ALJ Removal Scheme: The Next Constitutional Challenge?

While the SEC settled the Appointments Clause issue by ratifying the appointments of its ALJs, it may have created a larger problem in doing so. By acknowledging that SEC ALJs are officers of the United States, the SEC may have opened itself up to challenges that certain other Constitutional requirements apply to its ALJs as well, such as the separation of powers requirement that prohibits Congress from placing restrictions on the president’s power to remove officers of the United States from their positions.

Because “Article II confers on the President the general administrative control of those executing the laws,” the president must have the power to remove officers who carry out executive functions. [5] Accordingly, Congress is forbidden from creating statutory schemes that grant inferior officers two layers of protection from presidential removal authority because such schemes allow an agency to exercise executive authority without meaningful presidential oversight. [6]
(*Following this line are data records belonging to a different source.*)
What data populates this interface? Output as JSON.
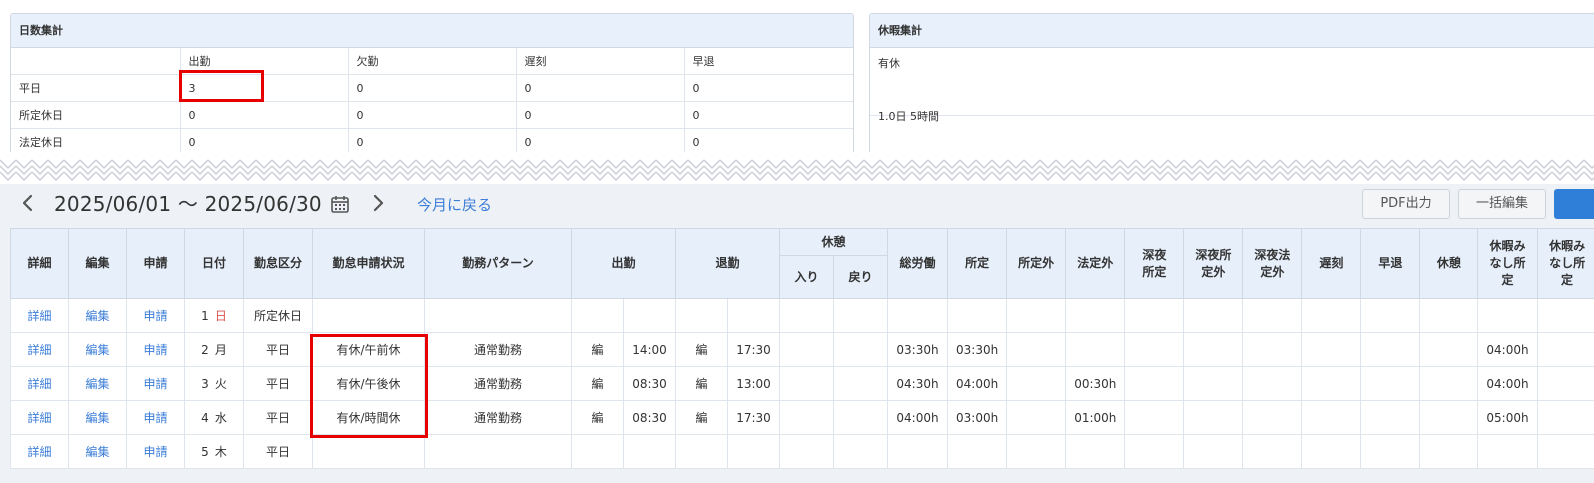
{
  "days_summary": {
    "title": "日数集計",
    "columns": [
      "",
      "出勤",
      "欠勤",
      "遅刻",
      "早退"
    ],
    "rows": [
      {
        "label": "平日",
        "values": [
          "3",
          "0",
          "0",
          "0"
        ]
      },
      {
        "label": "所定休日",
        "values": [
          "0",
          "0",
          "0",
          "0"
        ]
      },
      {
        "label": "法定休日",
        "values": [
          "0",
          "0",
          "0",
          "0"
        ]
      }
    ]
  },
  "leave_summary": {
    "title": "休暇集計",
    "label": "有休",
    "value": "1.0日 5時間"
  },
  "nav": {
    "range": "2025/06/01 〜 2025/06/30",
    "today_link": "今月に戻る",
    "prev_icon": "chevron-left-icon",
    "next_icon": "chevron-right-icon",
    "calendar_icon": "calendar-icon"
  },
  "buttons": {
    "pdf": "PDF出力",
    "bulk_edit": "一括編集"
  },
  "table": {
    "headers": {
      "detail": "詳細",
      "edit": "編集",
      "apply": "申請",
      "date": "日付",
      "category": "勤怠区分",
      "status": "勤怠申請状況",
      "pattern": "勤務パターン",
      "clock_in": "出勤",
      "clock_out": "退勤",
      "break": "休憩",
      "break_in": "入り",
      "break_out": "戻り",
      "total": "総労働",
      "scheduled": "所定",
      "non_scheduled": "所定外",
      "non_statutory": "法定外",
      "night_scheduled": "深夜所定",
      "night_non_scheduled": "深夜所定外",
      "night_non_statutory": "深夜法定外",
      "late": "遅刻",
      "early": "早退",
      "rest": "休憩",
      "leave_deemed_scheduled": "休暇みなし所定",
      "leave_deemed_scheduled_2": "休暇みなし所定"
    },
    "rows": [
      {
        "detail": "詳細",
        "edit": "編集",
        "apply": "申請",
        "day": "1",
        "weekday": "日",
        "category": "所定休日",
        "status": "",
        "pattern": "",
        "in_edit": "",
        "in_time": "",
        "out_edit": "",
        "out_time": "",
        "total": "",
        "scheduled": "",
        "non_statutory": "",
        "leave_deemed": ""
      },
      {
        "detail": "詳細",
        "edit": "編集",
        "apply": "申請",
        "day": "2",
        "weekday": "月",
        "category": "平日",
        "status": "有休/午前休",
        "pattern": "通常勤務",
        "in_edit": "編",
        "in_time": "14:00",
        "out_edit": "編",
        "out_time": "17:30",
        "total": "03:30h",
        "scheduled": "03:30h",
        "non_statutory": "",
        "leave_deemed": "04:00h"
      },
      {
        "detail": "詳細",
        "edit": "編集",
        "apply": "申請",
        "day": "3",
        "weekday": "火",
        "category": "平日",
        "status": "有休/午後休",
        "pattern": "通常勤務",
        "in_edit": "編",
        "in_time": "08:30",
        "out_edit": "編",
        "out_time": "13:00",
        "total": "04:30h",
        "scheduled": "04:00h",
        "non_statutory": "00:30h",
        "leave_deemed": "04:00h"
      },
      {
        "detail": "詳細",
        "edit": "編集",
        "apply": "申請",
        "day": "4",
        "weekday": "水",
        "category": "平日",
        "status": "有休/時間休",
        "pattern": "通常勤務",
        "in_edit": "編",
        "in_time": "08:30",
        "out_edit": "編",
        "out_time": "17:30",
        "total": "04:00h",
        "scheduled": "03:00h",
        "non_statutory": "01:00h",
        "leave_deemed": "05:00h"
      },
      {
        "detail": "詳細",
        "edit": "編集",
        "apply": "申請",
        "day": "5",
        "weekday": "木",
        "category": "平日",
        "status": "",
        "pattern": "",
        "in_edit": "",
        "in_time": "",
        "out_edit": "",
        "out_time": "",
        "total": "",
        "scheduled": "",
        "non_statutory": "",
        "leave_deemed": ""
      }
    ]
  },
  "colors": {
    "header_bg": "#e6effa",
    "link": "#3b7dd8",
    "highlight": "#e60000",
    "primary_button": "#2f7ed8",
    "sunday": "#d9534f"
  }
}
Here, SEC ALJs currently enjoy two layers of tenure protection. SEC ALJs may only be removed by the Commission for good cause established by the Merit Systems Protection Board, the members of which may only be removed by the president for good cause. [7] The Supreme Court invalidated a similar scheme in Free Enterprise Fund, in which the members of the Public Company Accounting Oversight Board could only be removed for good cause established by the SEC, whose members themselves could only be removed by the president for good cause. [8]
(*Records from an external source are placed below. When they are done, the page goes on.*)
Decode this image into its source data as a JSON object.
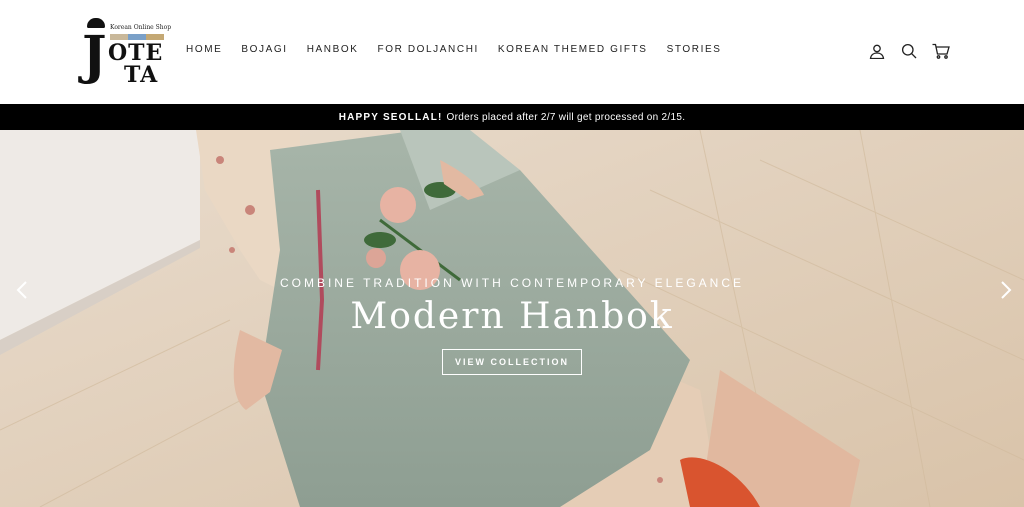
{
  "logo": {
    "tagline": "Korean Online Shop",
    "letter_j": "J",
    "letters_ote": "OTE",
    "letters_ta": "TA",
    "bar_colors": [
      "#c9b89a",
      "#7aa0c8",
      "#c4a874"
    ]
  },
  "nav": {
    "items": [
      "HOME",
      "BOJAGI",
      "HANBOK",
      "FOR DOLJANCHI",
      "KOREAN THEMED GIFTS",
      "STORIES"
    ]
  },
  "header_icons": [
    "account-icon",
    "search-icon",
    "cart-icon"
  ],
  "announcement": {
    "highlight": "HAPPY SEOLLAL!",
    "message": "Orders placed after 2/7 will get processed on 2/15."
  },
  "hero": {
    "subtitle": "COMBINE TRADITION WITH CONTEMPORARY ELEGANCE",
    "title": "Modern Hanbok",
    "button": "VIEW COLLECTION",
    "prev_icon": "chevron-left-icon",
    "next_icon": "chevron-right-icon"
  }
}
While parties subject to SEC administrative actions may no longer allege that their adjudicator was appointed in violation of the Appointments Clause, the SEC’s acknowledgement that its ALJs are officers of the Unites States may give such parties an opening to allege that SEC ALJs are unconstitutionally insulated from presidential removal. It remains to be seen whether the Supreme Court will take the opportunity to provide clarity on the Appointments Clause issue and grant certiorari, and if so whether it will add the removal issue to the question presented, as the Solicitor General urged it to do. In the meantime, parties seeking to challenge an SEC ALJ’s authority to adjudicate a contested matter may consider asserting that the ALJ’s decisions are infirm because the ALJ remains unconstitutionally protected from removal.